### TASK DETAILS
Copy every line of the data below exactly as given, except for the pictures.

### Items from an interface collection
——

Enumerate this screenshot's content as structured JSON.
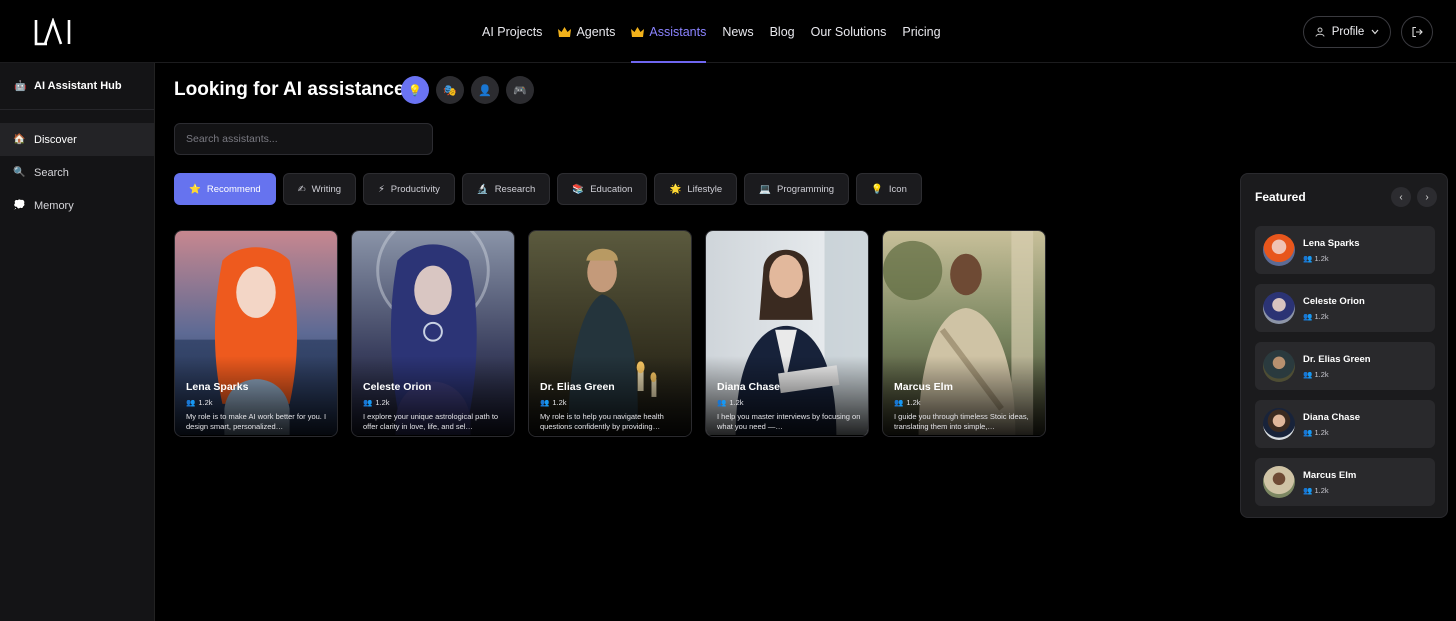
{
  "header": {
    "logo_text": "LAI",
    "nav": [
      {
        "label": "AI Projects",
        "icon": ""
      },
      {
        "label": "Agents",
        "icon": "crown-icon"
      },
      {
        "label": "Assistants",
        "icon": "crown-icon",
        "active": true
      },
      {
        "label": "News",
        "icon": ""
      },
      {
        "label": "Blog",
        "icon": ""
      },
      {
        "label": "Our Solutions",
        "icon": ""
      },
      {
        "label": "Pricing",
        "icon": ""
      }
    ],
    "profile_label": "Profile"
  },
  "sidebar": {
    "title": "AI Assistant Hub",
    "items": [
      {
        "label": "Discover",
        "icon": "home-icon",
        "active": true
      },
      {
        "label": "Search",
        "icon": "magnifier-icon"
      },
      {
        "label": "Memory",
        "icon": "speech-bubble-icon"
      }
    ]
  },
  "main": {
    "headline": "Looking for AI assistance?",
    "search_placeholder": "Search assistants...",
    "categories": [
      {
        "label": "Recommend",
        "icon": "⭐",
        "active": true
      },
      {
        "label": "Writing",
        "icon": "✍"
      },
      {
        "label": "Productivity",
        "icon": "⚡"
      },
      {
        "label": "Research",
        "icon": "🔬"
      },
      {
        "label": "Education",
        "icon": "📚"
      },
      {
        "label": "Lifestyle",
        "icon": "🌟"
      },
      {
        "label": "Programming",
        "icon": "💻"
      },
      {
        "label": "Icon",
        "icon": "💡"
      }
    ],
    "assistants": [
      {
        "name": "Lena Sparks",
        "count": "1.2k",
        "desc": "My role is to make AI work better for you. I design smart, personalized…"
      },
      {
        "name": "Celeste Orion",
        "count": "1.2k",
        "desc": "I explore your unique astrological path to offer clarity in love, life, and sel…"
      },
      {
        "name": "Dr. Elias Green",
        "count": "1.2k",
        "desc": "My role is to help you navigate health questions confidently by providing…"
      },
      {
        "name": "Diana Chase",
        "count": "1.2k",
        "desc": "I help you master interviews by focusing on what you need —…"
      },
      {
        "name": "Marcus Elm",
        "count": "1.2k",
        "desc": "I guide you through timeless Stoic ideas, translating them into simple,…"
      }
    ]
  },
  "featured": {
    "title": "Featured",
    "items": [
      {
        "name": "Lena Sparks",
        "count": "1.2k"
      },
      {
        "name": "Celeste Orion",
        "count": "1.2k"
      },
      {
        "name": "Dr. Elias Green",
        "count": "1.2k"
      },
      {
        "name": "Diana Chase",
        "count": "1.2k"
      },
      {
        "name": "Marcus Elm",
        "count": "1.2k"
      }
    ]
  },
  "colors": {
    "accent": "#6673ef",
    "accent_text": "#8b83ff",
    "background": "#000000",
    "sidebar": "#141416"
  }
}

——

### TASK SOLUTION
Enumerate this screenshot's content as structured JSON.
{
  "header": {
    "logo_text": "LAI",
    "nav": [
      {
        "label": "AI Projects",
        "icon": ""
      },
      {
        "label": "Agents",
        "icon": "crown-icon"
      },
      {
        "label": "Assistants",
        "icon": "crown-icon",
        "active": true
      },
      {
        "label": "News",
        "icon": ""
      },
      {
        "label": "Blog",
        "icon": ""
      },
      {
        "label": "Our Solutions",
        "icon": ""
      },
      {
        "label": "Pricing",
        "icon": ""
      }
    ],
    "profile_label": "Profile"
  },
  "sidebar": {
    "title": "AI Assistant Hub",
    "items": [
      {
        "label": "Discover",
        "icon": "home-icon",
        "active": true
      },
      {
        "label": "Search",
        "icon": "magnifier-icon"
      },
      {
        "label": "Memory",
        "icon": "speech-bubble-icon"
      }
    ]
  },
  "main": {
    "headline": "Looking for AI assistance?",
    "search_placeholder": "Search assistants...",
    "categories": [
      {
        "label": "Recommend",
        "icon": "⭐",
        "active": true
      },
      {
        "label": "Writing",
        "icon": "✍"
      },
      {
        "label": "Productivity",
        "icon": "⚡"
      },
      {
        "label": "Research",
        "icon": "🔬"
      },
      {
        "label": "Education",
        "icon": "📚"
      },
      {
        "label": "Lifestyle",
        "icon": "🌟"
      },
      {
        "label": "Programming",
        "icon": "💻"
      },
      {
        "label": "Icon",
        "icon": "💡"
      }
    ],
    "assistants": [
      {
        "name": "Lena Sparks",
        "count": "1.2k",
        "desc": "My role is to make AI work better for you. I design smart, personalized…"
      },
      {
        "name": "Celeste Orion",
        "count": "1.2k",
        "desc": "I explore your unique astrological path to offer clarity in love, life, and sel…"
      },
      {
        "name": "Dr. Elias Green",
        "count": "1.2k",
        "desc": "My role is to help you navigate health questions confidently by providing…"
      },
      {
        "name": "Diana Chase",
        "count": "1.2k",
        "desc": "I help you master interviews by focusing on what you need —…"
      },
      {
        "name": "Marcus Elm",
        "count": "1.2k",
        "desc": "I guide you through timeless Stoic ideas, translating them into simple,…"
      }
    ]
  },
  "featured": {
    "title": "Featured",
    "items": [
      {
        "name": "Lena Sparks",
        "count": "1.2k"
      },
      {
        "name": "Celeste Orion",
        "count": "1.2k"
      },
      {
        "name": "Dr. Elias Green",
        "count": "1.2k"
      },
      {
        "name": "Diana Chase",
        "count": "1.2k"
      },
      {
        "name": "Marcus Elm",
        "count": "1.2k"
      }
    ]
  },
  "colors": {
    "accent": "#6673ef",
    "accent_text": "#8b83ff",
    "background": "#000000",
    "sidebar": "#141416"
  }
}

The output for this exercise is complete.